Making the General Specific

image from ldsmediatalk.com

I have spent every hour since the concluding hymn contemplating last weekend’s General Conference, chewing over the words and welcomes we received. Elder Robert D. Hales, who was the first speaker at the Saturday morning session reminded us of two vital aspects in benefiting from General Conference.

First, he said, (quoting President Kimball), “What is said is not as important as what we hear and what we feel.”

Elder Hales also said, “The greatest blessings of general conference come to us after the conference is over. Remember the pattern recorded frequently in scripture: we gather to hear the words of the Lord, and we return to our homes to live them.”

Post-conference, I found myself hearing and feeling all sorts of things – a yin and yang chatter fest. I decided that one good way I could process conference beneficially was to go through each talk sussing out my own uplifting take-aways from each message. Continue reading Making the General Specific

Feasting on the…

Is it just me, or does everyone think long and hard about what special foods they’ll eat during General Conference?
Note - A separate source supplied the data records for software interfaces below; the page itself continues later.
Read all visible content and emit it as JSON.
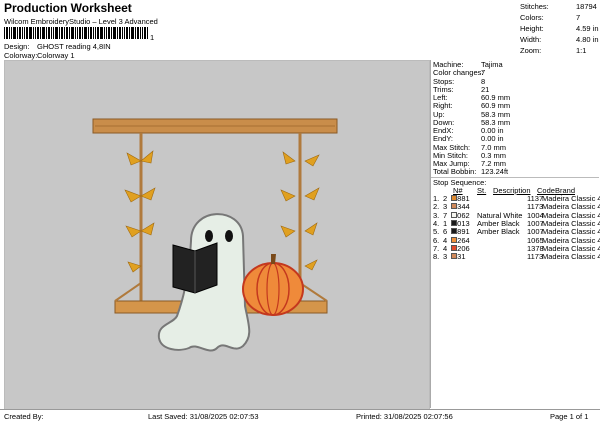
{
  "header": {
    "title": "Production Worksheet",
    "subtitle": "Wilcom EmbroideryStudio – Level 3 Advanced",
    "barcode_suffix": "1"
  },
  "design": {
    "design_label": "Design:",
    "design_value": "GHOST reading 4,8IN",
    "colorway_label": "Colorway:",
    "colorway_value": "Colorway 1"
  },
  "stats": [
    {
      "k": "Stitches:",
      "v": "18794"
    },
    {
      "k": "Colors:",
      "v": "7"
    },
    {
      "k": "Height:",
      "v": "4.59 in"
    },
    {
      "k": "Width:",
      "v": "4.80 in"
    },
    {
      "k": "Zoom:",
      "v": "1:1"
    }
  ],
  "machine": [
    {
      "k": "Machine:",
      "v": "Tajima"
    },
    {
      "k": "Color changes:",
      "v": "7"
    },
    {
      "k": "Stops:",
      "v": "8"
    },
    {
      "k": "Trims:",
      "v": "21"
    },
    {
      "k": "Left:",
      "v": "60.9 mm"
    },
    {
      "k": "Right:",
      "v": "60.9 mm"
    },
    {
      "k": "Up:",
      "v": "58.3 mm"
    },
    {
      "k": "Down:",
      "v": "58.3 mm"
    },
    {
      "k": "EndX:",
      "v": "0.00 in"
    },
    {
      "k": "EndY:",
      "v": "0.00 in"
    },
    {
      "k": "Max Stitch:",
      "v": "7.0 mm"
    },
    {
      "k": "Min Stitch:",
      "v": "0.3 mm"
    },
    {
      "k": "Max Jump:",
      "v": "7.2 mm"
    },
    {
      "k": "Total Bobbin:",
      "v": "123.24ft"
    }
  ],
  "stop_sequence": {
    "title": "Stop Sequence:",
    "headers": {
      "n": "N#",
      "st": "St.",
      "desc": "Description",
      "code": "Code",
      "brand": "Brand"
    },
    "rows": [
      {
        "idx": "1.",
        "n": "2",
        "color": "#e08a2e",
        "st": "1881",
        "desc": "",
        "code": "1137",
        "brand": "Madeira Classic 40"
      },
      {
        "idx": "2.",
        "n": "3",
        "color": "#d0895a",
        "st": "5344",
        "desc": "",
        "code": "1173",
        "brand": "Madeira Classic 40"
      },
      {
        "idx": "3.",
        "n": "7",
        "color": "#f6f6f0",
        "st": "5062",
        "desc": "Natural White",
        "code": "1004",
        "brand": "Madeira Classic 40"
      },
      {
        "idx": "4.",
        "n": "1",
        "color": "#1a1a1a",
        "st": "1013",
        "desc": "Amber Black",
        "code": "1007",
        "brand": "Madeira Classic 40"
      },
      {
        "idx": "5.",
        "n": "6",
        "color": "#1a1a1a",
        "st": "2891",
        "desc": "Amber Black",
        "code": "1007",
        "brand": "Madeira Classic 40"
      },
      {
        "idx": "6.",
        "n": "4",
        "color": "#f0923a",
        "st": "1264",
        "desc": "",
        "code": "1065",
        "brand": "Madeira Classic 40"
      },
      {
        "idx": "7.",
        "n": "4",
        "color": "#e04a2a",
        "st": "1206",
        "desc": "",
        "code": "1378",
        "brand": "Madeira Classic 40"
      },
      {
        "idx": "8.",
        "n": "3",
        "color": "#d0895a",
        "st": "131",
        "desc": "",
        "code": "1173",
        "brand": "Madeira Classic 40"
      }
    ]
  },
  "footer": {
    "created_by": "Created By:",
    "last_saved": "Last Saved: 31/08/2025 02:07:53",
    "printed": "Printed: 31/08/2025 02:07:56",
    "page": "Page 1 of 1"
  }
}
As a child, my food association with conference was a special treat bag assembled by my mother, the contents revealed to us only after we were settled into the church pews. In college, watching conference was a social event, where apartments all over Provo hosted brunch for specially invited friends and crushes.

Today, my first-session meal will be homemade butternut squash soup with grilled cheese sandwiches, followed by Thai takeout during the 4-6 p.m. block. Tomorrow, I’m thinking homemade brioche au chocolat for the morning session, and a classic Sunday supper in the afternoon.

What are your General Conference food plans? Are you a traditionalist, serving homemade cinnamon rolls semi-annually? Or does your feast change from year to year?